It was a bitter fight -- one of the most closely-watched and expensive in the country -- that both candidates seemed happy to have behind them.
In his concession speech, Josh Mandel called it the beginning, not the end, of his fight for government accountability, lower taxes and fiscal responsibility. At 35, the former state lawmaker and two-tour Marine is unlikely to end his political career here.
Brown planned a news conference today in Columbus to discuss the race and his future plans. He and Republican Rob Portman, a key supporter of presidential contender Mitt Romney, will continue to represent Ohioans in the Senate.
Brown won with 50.3 percent of the vote while Mandel had 45 percent and independent Scott Rupert had 4.6 percent. Brown totaled 2,638,682 votes while Mandel had 2,360,716 and Rupert had 240,274.
The U.S. Chamber of Commerce, Crossroads GPS and other outside groups spent nearly $40 million in Ohio, criticizing Brown's support for President Barack Obama's stimulus and health care overhaul.
In his victory speech, Brown said those groups thought Ohio could be bought.
"In October, eight out-of-state groups, all at the same time, were poisoning Ohio's airwaves -- spending more money against me than any U.S. Senate candidate in the history of the United States, running 50,000 ads," he told supporters. "But these groups just didn't know Ohio."
Mandel had called Brown a career politician in a race that grew increasing rancorous as Election Day approached. He sought to turn Brown's decades in office against him, telling voters he wanted to make Washington more accountable.
He toned down his rhetoric Tuesday, congratulating Brown and commending his family for a race well run.
"I believe we left it all on the field," he said. "I cannot think of anything else we could have done to win this campaign. I believe we put forth everything we could in sweat, in honor and in integrity."
Brown, 59, made the auto industry bailout a key campaign issue, highlighting Mandel's opposition to the rescue that affected about 800,000 Ohio jobs.
Brown got three out of four votes from the majority of Ohioans who agreed with giving federal money to General Motors and Chrysler, according to preliminary exit poll results. Union households were also decisively behind Brown, who won the urban vote overwhelmingly and split the suburban vote.
He won despite a big dip in support among older voters, independents and Catholics.
Job experience was a central theme in the race. Brown accused Mandel of ignoring his duties at the state treasury, while Mandel said Brown was too entrenched and represented "everything that's wrong with Washington."
Brown began his political career in 1974 as the youngest state representative in Ohio history and went on to serve as secretary of state and congressman.

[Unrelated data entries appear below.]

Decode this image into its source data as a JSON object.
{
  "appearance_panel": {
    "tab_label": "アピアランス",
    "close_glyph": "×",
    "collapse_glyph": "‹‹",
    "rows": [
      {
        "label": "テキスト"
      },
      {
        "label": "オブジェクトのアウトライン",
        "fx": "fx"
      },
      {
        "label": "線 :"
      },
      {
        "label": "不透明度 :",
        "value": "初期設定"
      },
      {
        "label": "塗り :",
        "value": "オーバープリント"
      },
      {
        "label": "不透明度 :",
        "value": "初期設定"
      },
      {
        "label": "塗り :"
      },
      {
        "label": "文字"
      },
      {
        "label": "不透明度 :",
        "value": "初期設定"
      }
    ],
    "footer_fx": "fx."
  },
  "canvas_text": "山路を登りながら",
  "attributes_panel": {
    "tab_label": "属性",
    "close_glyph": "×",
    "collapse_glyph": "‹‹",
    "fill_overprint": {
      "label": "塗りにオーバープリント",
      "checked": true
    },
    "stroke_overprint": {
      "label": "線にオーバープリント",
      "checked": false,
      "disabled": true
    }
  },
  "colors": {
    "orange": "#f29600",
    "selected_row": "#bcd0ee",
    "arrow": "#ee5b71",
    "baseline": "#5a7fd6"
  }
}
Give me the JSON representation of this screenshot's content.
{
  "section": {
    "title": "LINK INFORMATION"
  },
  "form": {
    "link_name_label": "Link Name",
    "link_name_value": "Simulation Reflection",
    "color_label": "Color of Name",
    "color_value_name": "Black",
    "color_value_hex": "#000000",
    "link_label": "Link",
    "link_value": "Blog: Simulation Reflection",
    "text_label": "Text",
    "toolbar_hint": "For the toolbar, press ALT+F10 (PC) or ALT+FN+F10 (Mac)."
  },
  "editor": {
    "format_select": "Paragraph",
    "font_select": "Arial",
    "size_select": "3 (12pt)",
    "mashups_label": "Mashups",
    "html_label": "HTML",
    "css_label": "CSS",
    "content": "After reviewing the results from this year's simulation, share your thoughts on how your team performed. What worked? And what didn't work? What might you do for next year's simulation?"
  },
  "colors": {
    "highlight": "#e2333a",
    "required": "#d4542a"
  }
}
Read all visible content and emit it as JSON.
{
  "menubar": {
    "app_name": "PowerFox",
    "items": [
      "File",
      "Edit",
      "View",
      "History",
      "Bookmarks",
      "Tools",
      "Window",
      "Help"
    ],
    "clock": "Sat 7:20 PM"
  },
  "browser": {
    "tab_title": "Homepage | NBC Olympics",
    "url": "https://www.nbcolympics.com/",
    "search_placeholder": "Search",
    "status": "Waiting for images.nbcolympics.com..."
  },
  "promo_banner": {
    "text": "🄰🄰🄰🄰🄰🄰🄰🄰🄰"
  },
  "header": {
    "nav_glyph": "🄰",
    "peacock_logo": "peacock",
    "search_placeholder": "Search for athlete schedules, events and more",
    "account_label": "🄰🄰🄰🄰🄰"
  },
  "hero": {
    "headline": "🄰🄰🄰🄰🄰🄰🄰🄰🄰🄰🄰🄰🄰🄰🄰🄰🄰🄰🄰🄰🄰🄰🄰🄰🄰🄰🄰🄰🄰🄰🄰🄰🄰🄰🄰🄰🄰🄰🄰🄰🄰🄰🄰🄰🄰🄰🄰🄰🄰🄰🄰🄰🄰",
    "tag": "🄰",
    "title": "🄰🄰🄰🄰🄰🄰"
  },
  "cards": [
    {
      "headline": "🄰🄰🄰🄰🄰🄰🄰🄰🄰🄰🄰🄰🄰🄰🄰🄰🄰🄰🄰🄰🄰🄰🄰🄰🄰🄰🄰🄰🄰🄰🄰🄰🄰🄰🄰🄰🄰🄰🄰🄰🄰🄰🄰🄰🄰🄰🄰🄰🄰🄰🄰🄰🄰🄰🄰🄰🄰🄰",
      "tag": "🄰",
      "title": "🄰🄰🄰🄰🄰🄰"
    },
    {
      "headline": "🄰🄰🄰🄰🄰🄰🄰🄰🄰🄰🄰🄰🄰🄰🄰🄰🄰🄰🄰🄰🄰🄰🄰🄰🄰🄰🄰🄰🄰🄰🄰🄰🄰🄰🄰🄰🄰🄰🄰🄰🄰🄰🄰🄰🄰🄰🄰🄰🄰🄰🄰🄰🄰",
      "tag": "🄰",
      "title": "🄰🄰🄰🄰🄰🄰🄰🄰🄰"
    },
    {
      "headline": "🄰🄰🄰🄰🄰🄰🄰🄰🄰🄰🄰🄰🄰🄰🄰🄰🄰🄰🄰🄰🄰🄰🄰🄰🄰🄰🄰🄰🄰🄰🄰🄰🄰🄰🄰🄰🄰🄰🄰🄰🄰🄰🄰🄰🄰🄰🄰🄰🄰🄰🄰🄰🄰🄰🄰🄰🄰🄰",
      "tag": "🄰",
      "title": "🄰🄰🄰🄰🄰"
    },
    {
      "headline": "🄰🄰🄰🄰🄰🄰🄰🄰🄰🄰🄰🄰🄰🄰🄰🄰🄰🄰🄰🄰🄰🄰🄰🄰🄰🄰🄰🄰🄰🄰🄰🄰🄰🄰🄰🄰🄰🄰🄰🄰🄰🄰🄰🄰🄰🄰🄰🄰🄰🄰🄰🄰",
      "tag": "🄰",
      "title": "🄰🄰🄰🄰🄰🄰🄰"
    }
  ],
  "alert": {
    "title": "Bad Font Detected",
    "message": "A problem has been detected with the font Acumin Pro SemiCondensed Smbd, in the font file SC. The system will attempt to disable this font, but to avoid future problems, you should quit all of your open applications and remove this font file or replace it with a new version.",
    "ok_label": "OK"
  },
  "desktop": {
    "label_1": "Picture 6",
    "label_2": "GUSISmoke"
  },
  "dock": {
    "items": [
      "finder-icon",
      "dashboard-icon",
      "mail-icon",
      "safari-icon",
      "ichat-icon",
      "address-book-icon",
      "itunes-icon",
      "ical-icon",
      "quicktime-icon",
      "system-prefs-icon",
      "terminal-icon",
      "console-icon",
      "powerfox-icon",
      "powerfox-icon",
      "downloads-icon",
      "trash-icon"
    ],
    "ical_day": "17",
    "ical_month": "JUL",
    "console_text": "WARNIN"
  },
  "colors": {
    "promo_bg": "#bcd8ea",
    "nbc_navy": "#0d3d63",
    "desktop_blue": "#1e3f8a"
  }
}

Mandel was elected to his first statewide office in 2010 after stints as a student body president at Ohio State University, Cleveland-area city councilman and state legislator. His military experience factored in garnering 2008 presidential nominee John McCain's endorsement.